_Problem statement_
Among the entries below, find the lines that hold the word "Integer" and report them.

Element data from apps and pages
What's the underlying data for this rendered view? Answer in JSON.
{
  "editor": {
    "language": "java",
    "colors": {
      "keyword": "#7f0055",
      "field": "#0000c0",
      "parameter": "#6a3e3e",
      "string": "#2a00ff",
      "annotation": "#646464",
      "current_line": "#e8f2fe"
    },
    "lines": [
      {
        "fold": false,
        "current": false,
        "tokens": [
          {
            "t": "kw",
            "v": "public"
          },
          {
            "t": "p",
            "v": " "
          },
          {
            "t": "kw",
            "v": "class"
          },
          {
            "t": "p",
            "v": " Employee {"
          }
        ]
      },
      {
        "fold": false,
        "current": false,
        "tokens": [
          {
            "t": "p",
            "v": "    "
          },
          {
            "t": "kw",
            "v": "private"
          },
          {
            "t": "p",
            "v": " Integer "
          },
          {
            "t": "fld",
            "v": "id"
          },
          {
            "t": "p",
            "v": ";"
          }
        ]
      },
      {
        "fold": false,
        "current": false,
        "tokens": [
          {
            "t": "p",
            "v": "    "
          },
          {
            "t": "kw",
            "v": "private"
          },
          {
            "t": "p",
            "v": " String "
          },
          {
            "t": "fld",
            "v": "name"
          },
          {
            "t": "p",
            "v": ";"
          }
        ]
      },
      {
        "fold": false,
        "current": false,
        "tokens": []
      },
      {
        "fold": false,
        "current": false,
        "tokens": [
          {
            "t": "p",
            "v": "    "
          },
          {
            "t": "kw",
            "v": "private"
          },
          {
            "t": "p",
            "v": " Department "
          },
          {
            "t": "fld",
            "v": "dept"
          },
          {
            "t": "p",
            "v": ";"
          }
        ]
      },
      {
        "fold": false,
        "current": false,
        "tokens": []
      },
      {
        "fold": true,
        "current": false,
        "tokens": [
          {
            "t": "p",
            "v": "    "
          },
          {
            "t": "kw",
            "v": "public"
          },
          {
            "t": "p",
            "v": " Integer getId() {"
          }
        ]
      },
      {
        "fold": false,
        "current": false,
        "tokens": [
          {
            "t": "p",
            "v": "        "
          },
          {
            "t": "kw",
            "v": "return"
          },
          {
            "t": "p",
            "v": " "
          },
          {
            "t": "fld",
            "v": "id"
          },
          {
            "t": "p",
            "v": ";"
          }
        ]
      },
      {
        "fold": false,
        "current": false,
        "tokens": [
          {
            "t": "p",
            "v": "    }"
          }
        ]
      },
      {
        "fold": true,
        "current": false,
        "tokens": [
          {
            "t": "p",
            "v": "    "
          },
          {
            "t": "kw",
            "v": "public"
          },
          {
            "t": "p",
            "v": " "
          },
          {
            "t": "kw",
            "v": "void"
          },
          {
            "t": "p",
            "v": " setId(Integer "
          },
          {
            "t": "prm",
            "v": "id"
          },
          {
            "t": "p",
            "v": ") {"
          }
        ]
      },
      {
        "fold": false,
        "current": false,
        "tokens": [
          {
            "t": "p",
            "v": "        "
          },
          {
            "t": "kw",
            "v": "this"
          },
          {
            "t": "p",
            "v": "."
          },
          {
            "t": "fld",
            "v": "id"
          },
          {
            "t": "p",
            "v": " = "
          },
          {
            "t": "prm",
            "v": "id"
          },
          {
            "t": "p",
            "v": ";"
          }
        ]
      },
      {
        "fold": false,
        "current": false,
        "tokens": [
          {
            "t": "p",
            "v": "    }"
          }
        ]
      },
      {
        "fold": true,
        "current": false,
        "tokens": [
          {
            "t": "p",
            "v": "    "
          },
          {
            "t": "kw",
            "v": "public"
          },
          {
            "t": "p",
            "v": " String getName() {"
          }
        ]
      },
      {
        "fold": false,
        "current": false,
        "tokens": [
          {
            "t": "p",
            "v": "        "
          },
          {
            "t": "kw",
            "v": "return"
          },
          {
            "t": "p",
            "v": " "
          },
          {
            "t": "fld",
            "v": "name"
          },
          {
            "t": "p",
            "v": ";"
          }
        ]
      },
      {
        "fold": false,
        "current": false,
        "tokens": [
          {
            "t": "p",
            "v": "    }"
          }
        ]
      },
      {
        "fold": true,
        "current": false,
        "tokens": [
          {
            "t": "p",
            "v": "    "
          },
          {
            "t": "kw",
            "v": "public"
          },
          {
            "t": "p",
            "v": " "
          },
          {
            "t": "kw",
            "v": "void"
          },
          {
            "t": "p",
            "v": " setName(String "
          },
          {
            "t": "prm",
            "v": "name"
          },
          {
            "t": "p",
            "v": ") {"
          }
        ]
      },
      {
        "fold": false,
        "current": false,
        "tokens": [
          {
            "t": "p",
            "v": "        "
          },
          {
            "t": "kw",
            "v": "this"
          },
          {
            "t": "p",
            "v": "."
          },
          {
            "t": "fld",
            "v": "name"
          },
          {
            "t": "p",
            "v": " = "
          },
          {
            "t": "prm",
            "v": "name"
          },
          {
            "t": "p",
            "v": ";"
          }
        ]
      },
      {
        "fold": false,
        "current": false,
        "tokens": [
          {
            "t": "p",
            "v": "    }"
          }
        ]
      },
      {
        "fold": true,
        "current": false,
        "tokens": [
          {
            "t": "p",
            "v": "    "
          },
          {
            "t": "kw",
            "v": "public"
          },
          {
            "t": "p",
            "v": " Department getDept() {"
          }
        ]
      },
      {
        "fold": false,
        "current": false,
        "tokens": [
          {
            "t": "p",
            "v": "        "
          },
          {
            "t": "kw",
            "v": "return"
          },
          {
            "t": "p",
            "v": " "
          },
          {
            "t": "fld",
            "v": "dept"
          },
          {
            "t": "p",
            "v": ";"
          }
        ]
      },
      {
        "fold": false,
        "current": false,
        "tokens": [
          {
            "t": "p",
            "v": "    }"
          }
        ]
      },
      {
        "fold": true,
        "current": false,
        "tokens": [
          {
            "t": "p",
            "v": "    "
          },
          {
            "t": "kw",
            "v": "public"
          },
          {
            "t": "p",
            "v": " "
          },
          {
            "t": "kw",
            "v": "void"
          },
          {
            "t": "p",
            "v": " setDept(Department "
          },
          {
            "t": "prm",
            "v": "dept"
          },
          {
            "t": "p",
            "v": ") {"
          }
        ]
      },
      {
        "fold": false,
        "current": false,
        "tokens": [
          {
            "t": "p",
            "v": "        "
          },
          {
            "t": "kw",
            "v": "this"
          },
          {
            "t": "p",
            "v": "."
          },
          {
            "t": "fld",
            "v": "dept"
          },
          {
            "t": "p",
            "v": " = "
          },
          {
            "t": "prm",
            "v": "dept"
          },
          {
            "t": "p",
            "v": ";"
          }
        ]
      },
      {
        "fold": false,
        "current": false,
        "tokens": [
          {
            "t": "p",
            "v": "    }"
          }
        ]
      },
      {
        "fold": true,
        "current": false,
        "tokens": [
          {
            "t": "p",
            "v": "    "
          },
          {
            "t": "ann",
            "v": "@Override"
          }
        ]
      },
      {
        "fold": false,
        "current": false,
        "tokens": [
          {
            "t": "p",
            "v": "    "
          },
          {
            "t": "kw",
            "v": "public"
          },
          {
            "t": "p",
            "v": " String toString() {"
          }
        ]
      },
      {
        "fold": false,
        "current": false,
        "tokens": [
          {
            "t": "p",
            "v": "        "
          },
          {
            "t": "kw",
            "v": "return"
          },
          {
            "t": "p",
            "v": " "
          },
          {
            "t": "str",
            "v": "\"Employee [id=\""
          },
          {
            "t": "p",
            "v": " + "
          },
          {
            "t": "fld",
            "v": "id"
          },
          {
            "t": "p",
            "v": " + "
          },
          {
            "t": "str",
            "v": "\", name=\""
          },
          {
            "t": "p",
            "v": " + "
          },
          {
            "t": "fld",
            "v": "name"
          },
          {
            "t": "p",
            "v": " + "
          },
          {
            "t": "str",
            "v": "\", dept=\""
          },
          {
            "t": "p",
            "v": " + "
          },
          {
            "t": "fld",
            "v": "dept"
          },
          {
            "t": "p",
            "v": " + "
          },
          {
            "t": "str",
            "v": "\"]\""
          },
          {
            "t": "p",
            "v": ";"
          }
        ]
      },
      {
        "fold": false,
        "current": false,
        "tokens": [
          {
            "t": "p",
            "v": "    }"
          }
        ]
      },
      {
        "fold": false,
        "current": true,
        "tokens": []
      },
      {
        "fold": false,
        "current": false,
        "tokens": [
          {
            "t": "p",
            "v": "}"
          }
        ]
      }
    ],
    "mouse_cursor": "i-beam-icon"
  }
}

_Finished task_
            "v": " Integer "
            "v": " Integer getId() {"
            "v": " setId(Integer "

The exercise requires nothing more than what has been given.